Aaron Scofield

Alumni Profile: Foundation for Scofield’s Work Laid at Williams

As a young boy growing up in rural Montana, Aaron Scofield had no idea Williams Baptist University (then Williams Baptist College) existed, let alone the impact it would have on his life.


While he was preparing to graduate high school he filled out a questionnaire for the Scholastic Aptitude Test (SAT) that matched him to Williams.


“I knew I wanted to go to a school in the southern part of the United States and I knew I wanted to attend a Christian school,” he said. “One day, seemingly out of nowhere a packet for Williams showed up. I read the information, it seemed like a great fit to me so I applied and was accepted.”


His first time visiting the campus was for new student orientation in the fall of 2003 and it was during this time that God began to work a change in his life. He had a passion for working with young children and pursued a degree in education to teach middle school children. However, God had a different plan for Scofield that he acknowledges he did not even see until many years later.


Scofield surrendered to ministry during his junior year at WBU, and that was not something he had even considered just a few months prior.


“I felt the call seemingly out of nowhere,” he said. “But I felt like I was being led and I began to follow that path.”


After graduating from a seminary in Canada, Scofield and his wife moved back to Montana where he began his career as a pastor. It was during this time that he saw a need for someone to help children in broken homes and Scofield found the path God had been preparing him for.


Across the country, 400,000 plus children rely on foster care each year. In Montana, 3,000 children are at risk and in need of foster care. Scofield said the number of children in foster care could vary by 100 depending on the day.


In 2015 he went to work for Child Bridge, an organization dedicated to helping children in the foster care system. While with the organization, Scofield equipped families with trauma training, participated in adoption hearings and oversaw children reuniting with their biological parents in a safe environment.


He took the knowledge from his time at Child Bridge and has partnered with the state chapter of Promise 686, a national faith-based organization that supports foster families.

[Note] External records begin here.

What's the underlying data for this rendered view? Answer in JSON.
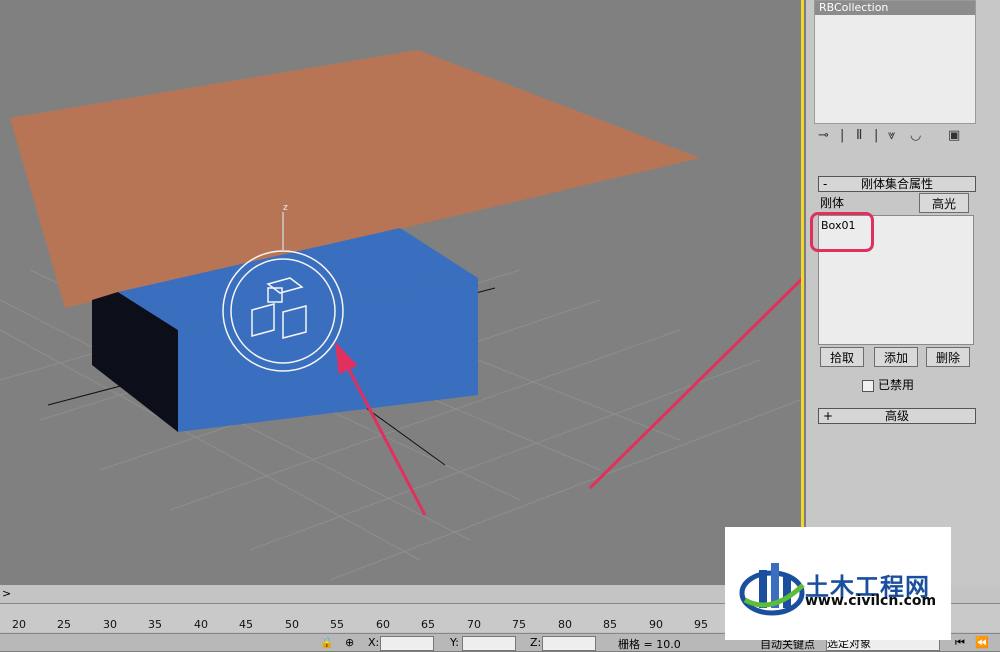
{
  "top_list": {
    "selected_item": "RBCollection"
  },
  "toolbar_icons": [
    "pin-icon",
    "separator",
    "tuning-fork-icon",
    "separator",
    "hierarchy-icon",
    "lock-icon",
    "configure-icon"
  ],
  "rollout_properties": {
    "toggle": "-",
    "title": "刚体集合属性",
    "list_label": "刚体",
    "highlight_button": "高光",
    "items": [
      "Box01"
    ],
    "pick_button": "拾取",
    "add_button": "添加",
    "delete_button": "删除",
    "disabled_checkbox_label": "已禁用",
    "disabled_checked": false
  },
  "rollout_advanced": {
    "toggle": "+",
    "title": "高级"
  },
  "timeline": {
    "slider_arrow": ">",
    "ticks": [
      "20",
      "25",
      "30",
      "35",
      "40",
      "45",
      "50",
      "55",
      "60",
      "65",
      "70",
      "75",
      "80",
      "85",
      "90",
      "95"
    ]
  },
  "status_bar": {
    "x_label": "X:",
    "y_label": "Y:",
    "z_label": "Z:",
    "grid_text": "栅格 = 10.0",
    "auto_key_text": "自动关键点",
    "selection_dropdown": "选定对象"
  },
  "viewport": {
    "axis_label": "z"
  },
  "watermark": {
    "name": "土木工程网",
    "url": "www.civilcn.com"
  },
  "colors": {
    "plane": "#b87555",
    "box_front": "#3a6fbf",
    "box_top": "#3a6ebf",
    "box_dark": "#0c0f1a",
    "annotation": "#e0305e",
    "viewport_border": "#f2d630"
  }
}
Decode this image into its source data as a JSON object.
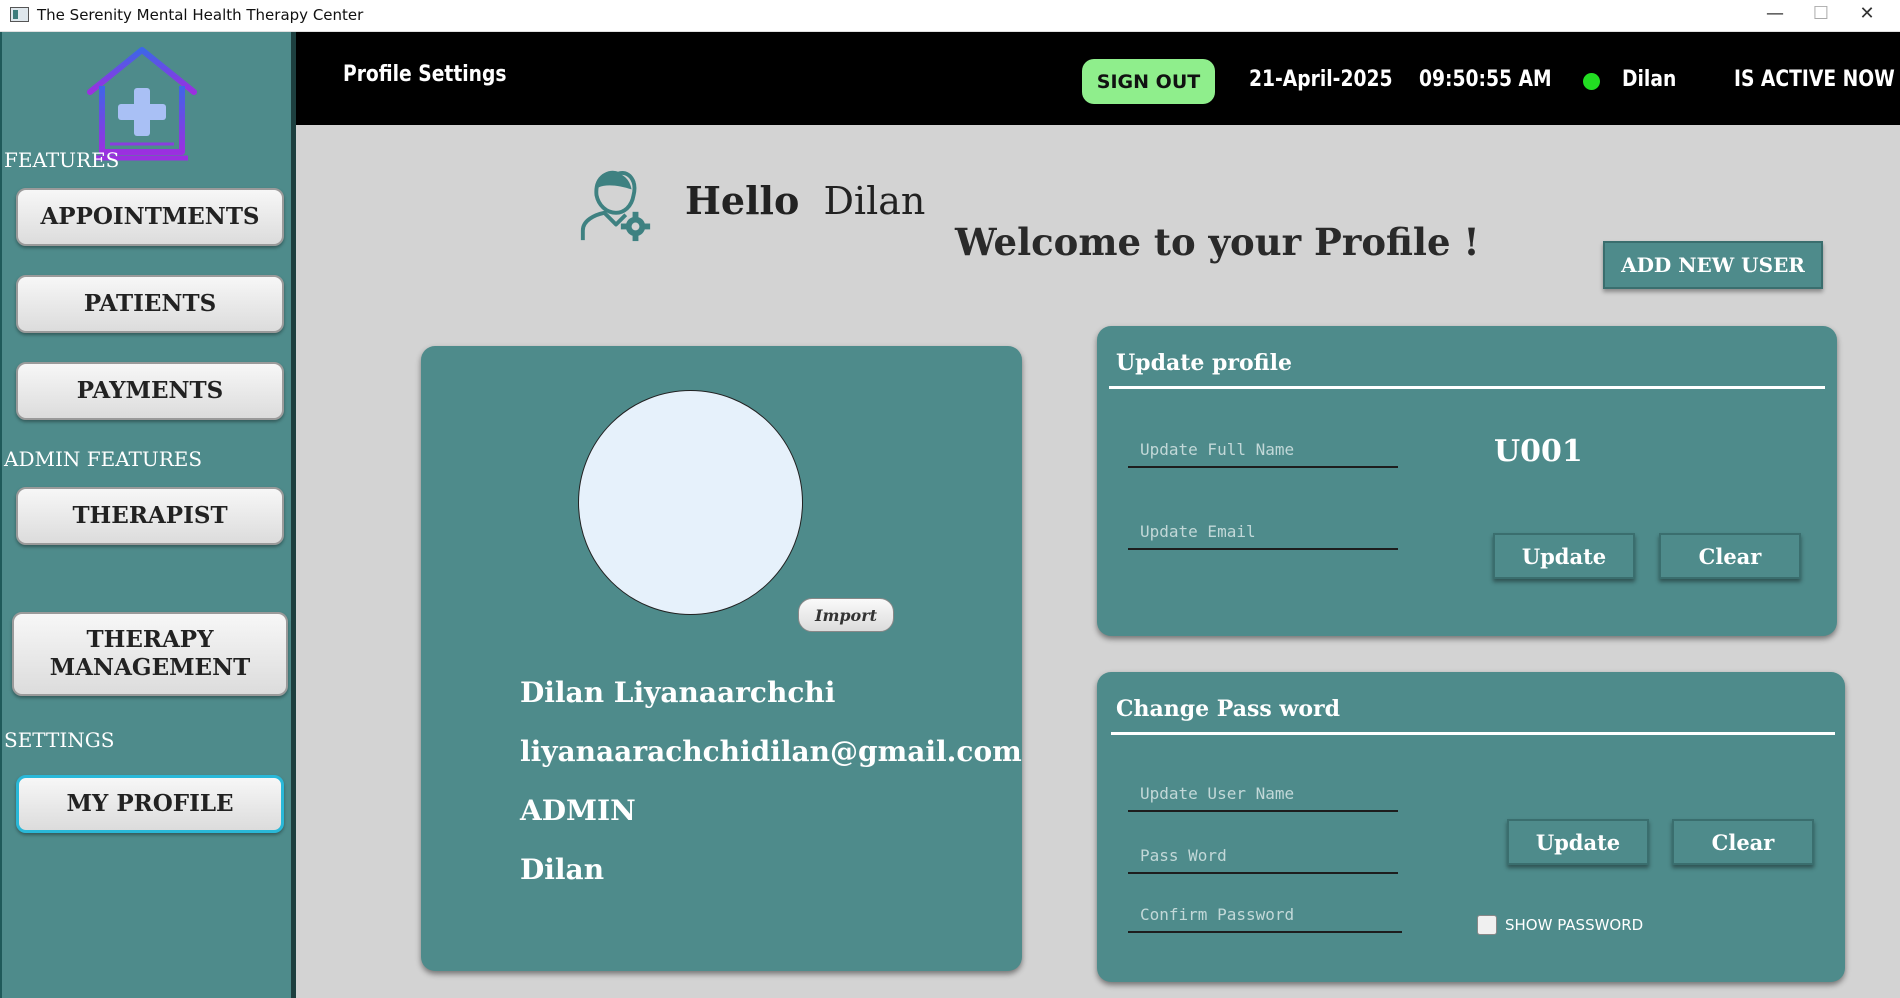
{
  "window": {
    "title": "The Serenity Mental Health Therapy Center",
    "minimize_glyph": "—",
    "maximize_glyph": "☐",
    "close_glyph": "✕"
  },
  "sidebar": {
    "features_label": "FEATURES",
    "admin_label": "ADMIN FEATURES",
    "settings_label": "SETTINGS",
    "appointments": "APPOINTMENTS",
    "patients": "PATIENTS",
    "payments": "PAYMENTS",
    "therapist": "THERAPIST",
    "therapy_mgmt_line1": "THERAPY",
    "therapy_mgmt_line2": "MANAGEMENT",
    "my_profile": "MY PROFILE"
  },
  "header": {
    "page_title": "Profile Settings",
    "sign_out": "SIGN OUT",
    "date": "21-April-2025",
    "time": "09:50:55  AM",
    "user": "Dilan",
    "status": "IS ACTIVE NOW",
    "status_color": "#22dd22"
  },
  "main": {
    "hello": "Hello",
    "hello_name": "Dilan",
    "welcome": "Welcome to your Profile !",
    "add_new_user": "ADD NEW USER"
  },
  "profile_card": {
    "import": "Import",
    "full_name": "Dilan Liyanaarchchi",
    "email": "liyanaarachchidilan@gmail.com",
    "role": "ADMIN",
    "username": "Dilan"
  },
  "update_profile": {
    "title": "Update profile",
    "full_name_placeholder": "Update Full Name",
    "email_placeholder": "Update Email",
    "user_id": "U001",
    "update": "Update",
    "clear": "Clear"
  },
  "change_password": {
    "title": "Change Pass word",
    "username_placeholder": "Update User Name",
    "password_placeholder": "Pass Word",
    "confirm_placeholder": "Confirm Password",
    "update": "Update",
    "clear": "Clear",
    "show_password": "SHOW PASSWORD"
  },
  "colors": {
    "teal": "#4e8b8b",
    "header_bg": "#000000",
    "sign_out_bg": "#8fee8c",
    "content_bg": "#d3d3d3"
  }
}
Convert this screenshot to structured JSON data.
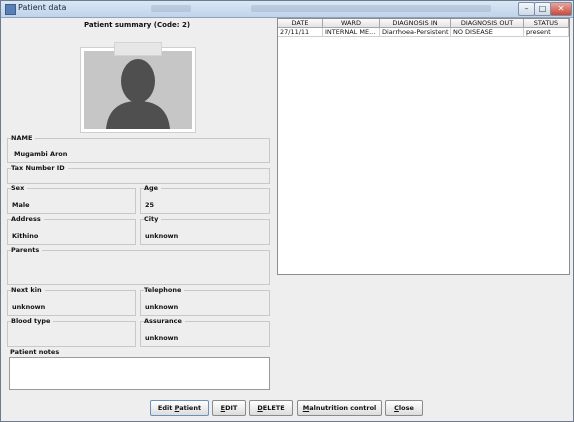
{
  "window": {
    "title": "Patient data"
  },
  "summary": {
    "title": "Patient summary (Code: 2)"
  },
  "fields": {
    "name": {
      "label": "NAME",
      "value": "Mugambi Aron"
    },
    "tax": {
      "label": "Tax Number ID",
      "value": ""
    },
    "sex": {
      "label": "Sex",
      "value": "Male"
    },
    "age": {
      "label": "Age",
      "value": "25"
    },
    "address": {
      "label": "Address",
      "value": "Kithino"
    },
    "city": {
      "label": "City",
      "value": "unknown"
    },
    "parents": {
      "label": "Parents",
      "value": ""
    },
    "next_kin": {
      "label": "Next kin",
      "value": "unknown"
    },
    "telephone": {
      "label": "Telephone",
      "value": "unknown"
    },
    "blood_type": {
      "label": "Blood type",
      "value": ""
    },
    "assurance": {
      "label": "Assurance",
      "value": "unknown"
    },
    "notes": {
      "label": "Patient notes",
      "value": ""
    }
  },
  "admissions_table": {
    "columns": [
      "DATE",
      "WARD",
      "DIAGNOSIS IN",
      "DIAGNOSIS OUT",
      "STATUS"
    ],
    "rows": [
      [
        "27/11/11",
        "INTERNAL ME...",
        "Diarrhoea-Persistent",
        "NO DISEASE",
        "present"
      ]
    ]
  },
  "buttons": {
    "edit_patient": {
      "pre": "Edit ",
      "ul": "P",
      "post": "atient"
    },
    "edit": {
      "pre": "",
      "ul": "E",
      "post": "DIT"
    },
    "delete": {
      "pre": "",
      "ul": "D",
      "post": "ELETE"
    },
    "malnutrition": {
      "pre": "",
      "ul": "M",
      "post": "alnutrition control"
    },
    "close": {
      "pre": "",
      "ul": "C",
      "post": "lose"
    }
  },
  "icons": {
    "window": "patient-window-icon",
    "photo": "person-silhouette-icon",
    "minimize": "minimize-icon",
    "maximize": "maximize-icon",
    "close": "close-icon"
  }
}
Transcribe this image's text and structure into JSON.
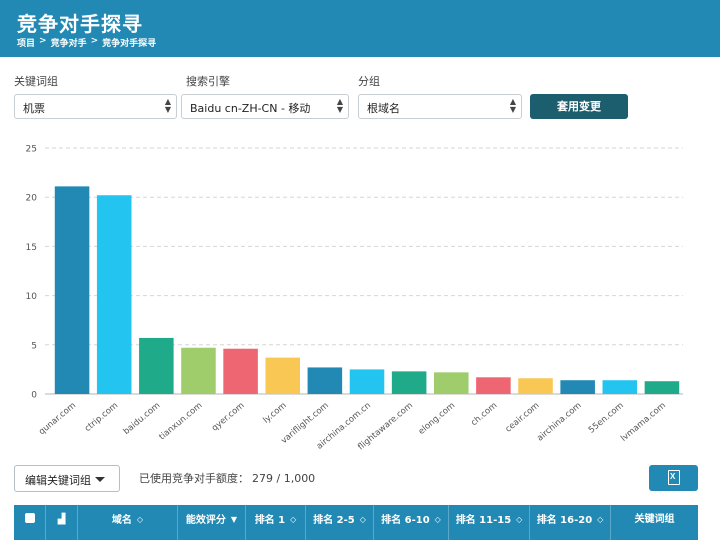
{
  "header": {
    "title": "竞争对手探寻",
    "breadcrumb": [
      "项目",
      "竞争对手",
      "竞争对手探寻"
    ],
    "separator": ">"
  },
  "filters": {
    "keyword_group": {
      "label": "关键词组",
      "value": "机票"
    },
    "search_engine": {
      "label": "搜索引擎",
      "value": "Baidu cn-ZH-CN - 移动"
    },
    "grouping": {
      "label": "分组",
      "value": "根域名"
    },
    "apply_label": "套用变更"
  },
  "chart_data": {
    "type": "bar",
    "categories": [
      "qunar.com",
      "ctrip.com",
      "baidu.com",
      "tianxun.com",
      "qyer.com",
      "ly.com",
      "variflight.com",
      "airchina.com.cn",
      "flightaware.com",
      "elong.com",
      "ch.com",
      "ceair.com",
      "airchina.com",
      "55en.com",
      "lvmama.com"
    ],
    "values": [
      21.1,
      20.2,
      5.7,
      4.7,
      4.6,
      3.7,
      2.7,
      2.5,
      2.3,
      2.2,
      1.7,
      1.6,
      1.4,
      1.4,
      1.3
    ],
    "colors": [
      "#2189b3",
      "#23c4f0",
      "#1fab89",
      "#9fcd6b",
      "#ef6673",
      "#f8c754",
      "#2189b3",
      "#23c4f0",
      "#1fab89",
      "#9fcd6b",
      "#ef6673",
      "#f8c754",
      "#2189b3",
      "#23c4f0",
      "#1fab89"
    ],
    "yticks": [
      0,
      5,
      10,
      15,
      20,
      25
    ],
    "ylim": [
      0,
      25
    ],
    "grid": true,
    "title": "",
    "xlabel": "",
    "ylabel": ""
  },
  "toolbar": {
    "edit_label": "编辑关键词组",
    "quota_label": "已使用竞争对手额度：",
    "quota_value": "279 / 1,000",
    "export_icon": "excel-export-icon"
  },
  "table": {
    "columns": [
      "",
      "",
      "域名",
      "能效评分",
      "排名 1",
      "排名 2-5",
      "排名 6-10",
      "排名 11-15",
      "排名 16-20",
      "关键词组"
    ],
    "sort_active": "能效评分"
  }
}
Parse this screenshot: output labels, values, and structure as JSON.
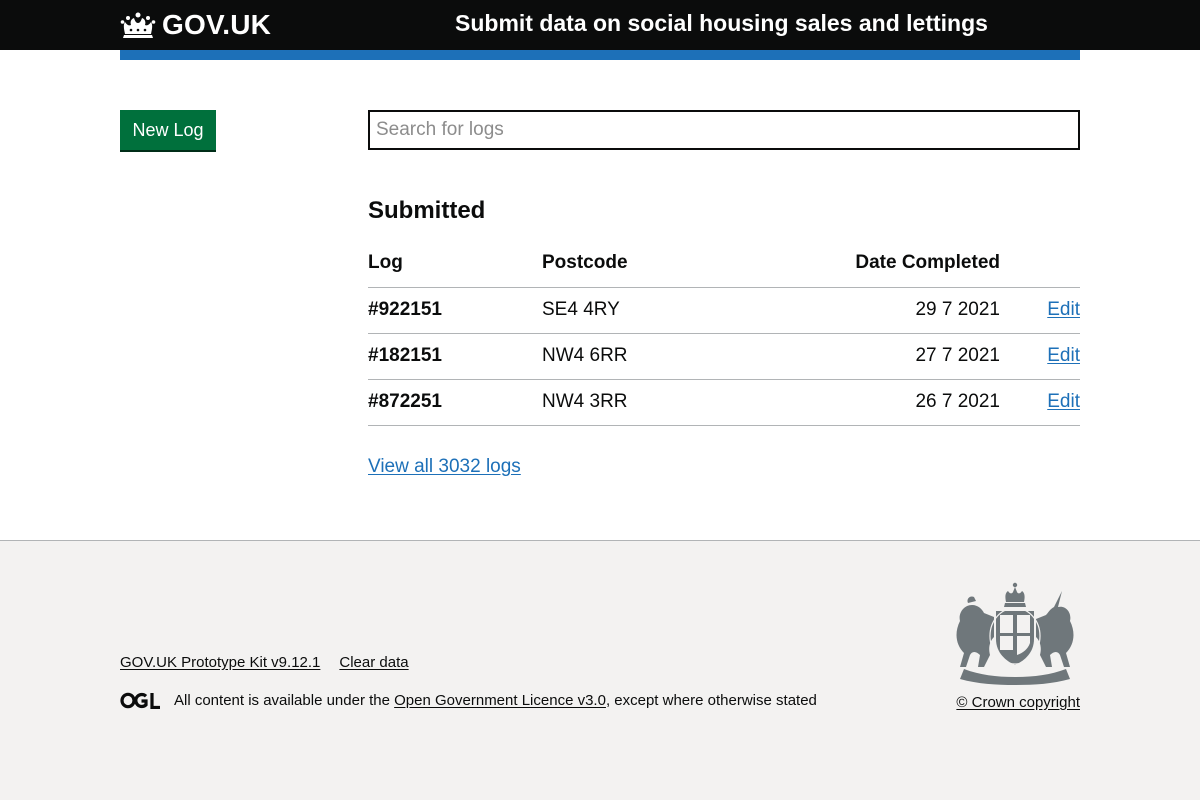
{
  "header": {
    "logo_text": "GOV.UK",
    "service_name": "Submit data on social housing sales and lettings"
  },
  "actions": {
    "new_log_label": "New Log"
  },
  "search": {
    "placeholder": "Search for logs",
    "value": ""
  },
  "section": {
    "title": "Submitted"
  },
  "table": {
    "headers": {
      "log": "Log",
      "postcode": "Postcode",
      "date_completed": "Date Completed"
    },
    "rows": [
      {
        "log": "#922151",
        "postcode": "SE4 4RY",
        "date": "29 7 2021",
        "action": "Edit"
      },
      {
        "log": "#182151",
        "postcode": "NW4 6RR",
        "date": "27 7 2021",
        "action": "Edit"
      },
      {
        "log": "#872251",
        "postcode": "NW4 3RR",
        "date": "26 7 2021",
        "action": "Edit"
      }
    ]
  },
  "view_all_label": "View all 3032 logs",
  "footer": {
    "links": [
      "GOV.UK Prototype Kit v9.12.1",
      "Clear data"
    ],
    "licence_prefix": "All content is available under the ",
    "licence_link": "Open Government Licence v3.0",
    "licence_suffix": ", except where otherwise stated",
    "copyright": "© Crown copyright"
  },
  "colors": {
    "header_bg": "#0b0c0c",
    "brand_blue": "#1d70b8",
    "button_green": "#00703c",
    "footer_bg": "#f3f2f1",
    "link_blue": "#1d70b8"
  },
  "icons": {
    "logo": "crown-icon",
    "licence": "ogl-logo-icon",
    "crest": "royal-coat-of-arms-icon"
  }
}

“Throughout my time at Child Bridge I had multiple conversations with churches, pastors and families about the specific needs in our area,” Scofield said. “I took those conversations and my other past experiences and tried to find an organization that fit exactly what we needed in our part of Montana.” As the organization’s director, Scofield mobilizes local church communities to support foster families by implementing a step-bystep model called Family Advocacy Ministries (FAMs). FAMs give churches training and tools to serve the foster and adoptive community, as well as biological families in crisis.


Within FAMs, a connecting platform, CarePortal, notifies local churches of requests submitted on behalf of partner agencies, such as Montana’s Child and Family Services, schools, state and tribal organizations. Those requests are relayed through the online system to hundreds of volunteers in the church community. Since CarePortal was launched in the state in 2017, Scofield estimates it has helped nearly 1,000 Montana children.


Currently, Promise 686 partners with over 40 churches throughout the state of Montana and he receives calls daily from others asking how they can help. His hope is to see the organization have a statewide presence.


“I often think back how God has just opened door after door for me in my life,” Scofield said. “I had never heard of Williams before I applied and I firmly believe that the environment of the faculty and staff there nurtured and prepared me for what God had planned for me. I owe a lot to the school and the people for shaping and molding me.”


For more information, visit www.promise686.org/montana/ or contact Aaron Scofield at ascofield@promise686.org.